Bei der Beurteilung der Provokation und ihrer Wirkung auf den "ordinary man" gehen Geschworene (und auch Berufsrichter/innen) notgedrungen von ihren eigenen Empfindungen, Erfahrungen, von ihrer Lebenseinstellung und ihren Moralvorstellungen aus. Homophobe Tendenzen in der Gesellschaft schlagen sich daher in Gerichtsentscheidungen nieder und diese Gerichtsentscheidungen tragen andererseits dazu bei, daß Homophobie weiterhin als akzeptabel oder zumindest 'verständlich' angesehen wird. Eine Arbeitsgruppe im Attorney General's Department in New South Wales (Working Party on the Review of the Homosexual Advance Defence) hat daher (unter anderem) vorgeschlagen, folgende Passagen in das Anleitungsmaterial für Geschworene aufzunehmen:

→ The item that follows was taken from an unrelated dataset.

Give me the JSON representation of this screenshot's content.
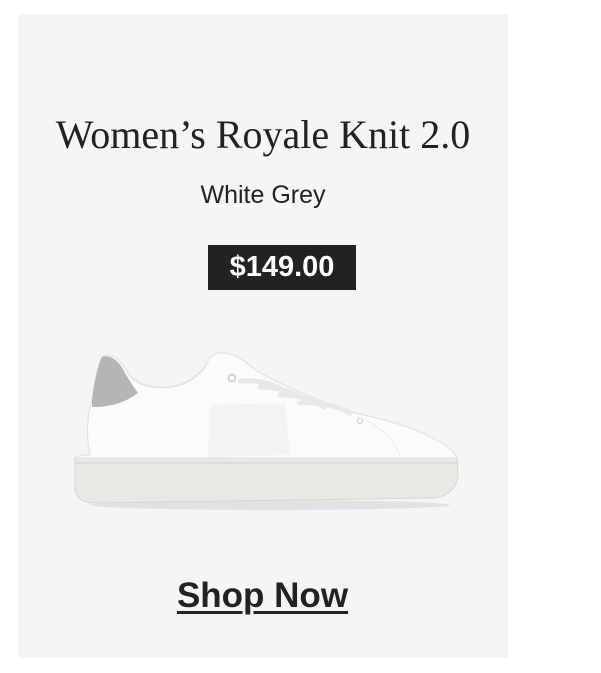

"However, in determining whether an ordinary person in the accused's situation might act from passion, rather than judgment, I instruct you that a person would not act as the result of prejudice toward, or fear of, homosexuals or homosexuality. In this regard, the law does not treat a homosexual advance if you find one was made by the deceased as an act of provocation to any lesser or greater degree than if he had made a comparable sexual advance upon a woman."

"You may conclude that the deceased's behaviour and sexual orientation do not accord with those which you regard as morally acceptable. It is therefore important that you remember that this is a Court of Law and not a court of morals. Prejudice and emotion must have no place in a court of law. Everyone is equal before the law. So, on the question of sexuality, I direct you that a person's background is not of the slightest relevance. There should be no prejudice against the deceased or the accused on the basis of sexual orientation. You should decide the matters on the issues without prejudice and without empathy to the deceased or the accused."

Die Passage über den Annäherungsversuch gegenüber einer Frau soll nach Meinung der Autor/inn/en dazu dienen, den Geschworenen den Unterschied zwischen (non-violent) 'sexual advance' und (violent) 'sexual attack' bewußt zu machen. Die Unterschiede im Verhalten von Frauen und Männern bei unerwünschten Annäherungsversuchen wurden unter anderem so kommentiert:

"If every heterosexual woman who had a sexual advance made to her by a male had the right to murder the man, the streets of this city would be littered with the bodies of heterosexual men." (David Wertheimer, zitiert bei Thomas Kendall, 1992: 1484, FN 188)

Ich frage mich allerdings, ob die vorgeschlagene Formulierung ausreichend auf die Reaktion der Frauen abstellt und nicht pauschal impliziert, daß unerwünschte Annäherungsversuche von Frauen als 'nicht so schlimm' empfunden werden.

Dean Kiley (1994:84) hat die Problematik von self-defence und provocation folgendermaßen zusammengefaßt: 

panic > self defence <=> acquital

rage > provocation <=> mitigation

Adrian Howe (1997: 337) tritt daher für die völlige Abschaffung der 'provocation' als Entschuldigungs- oder Milderungsgrund ein, denn "provocation operates as a deeply sexed excuse for murder". Das zeigt auch das eingangs erwähnte "Schulbeispiel" des Totschlages: der Ehemann erwischt die Frau beim Ehebruch. Untreue der Frau und Zärtlichkeit eines Mannes stellen offenbar gleichermaßen einen Angriff auf die Männlichkeit dar, der so schwer wiegt, daß der Betroffene außer sich gerät und für Gewalttaten nicht mehr voll verantwortlich ist. 

Der männliche Körper als unberührbare Zone:

"The person presupposed by the law of assault is a discrete, distinct, volitional subject for whom the skin of his body is considered to represent a boundary from other distinct subjects. Consent is required if that boundary skin is to be transgressed - if anyone is to touch or "meddle with" the person. The mere touching of the skin represents an encroachment, a violation of the person's person if the touching is not wanted. People are essentially separate, they come in closed body bags, it it is vital that one person not interfere with the body bag of another unless there is a positive agreement to make contact. The default position is isolation rather than physical community." (Ngaire Naffine, 1997: 85)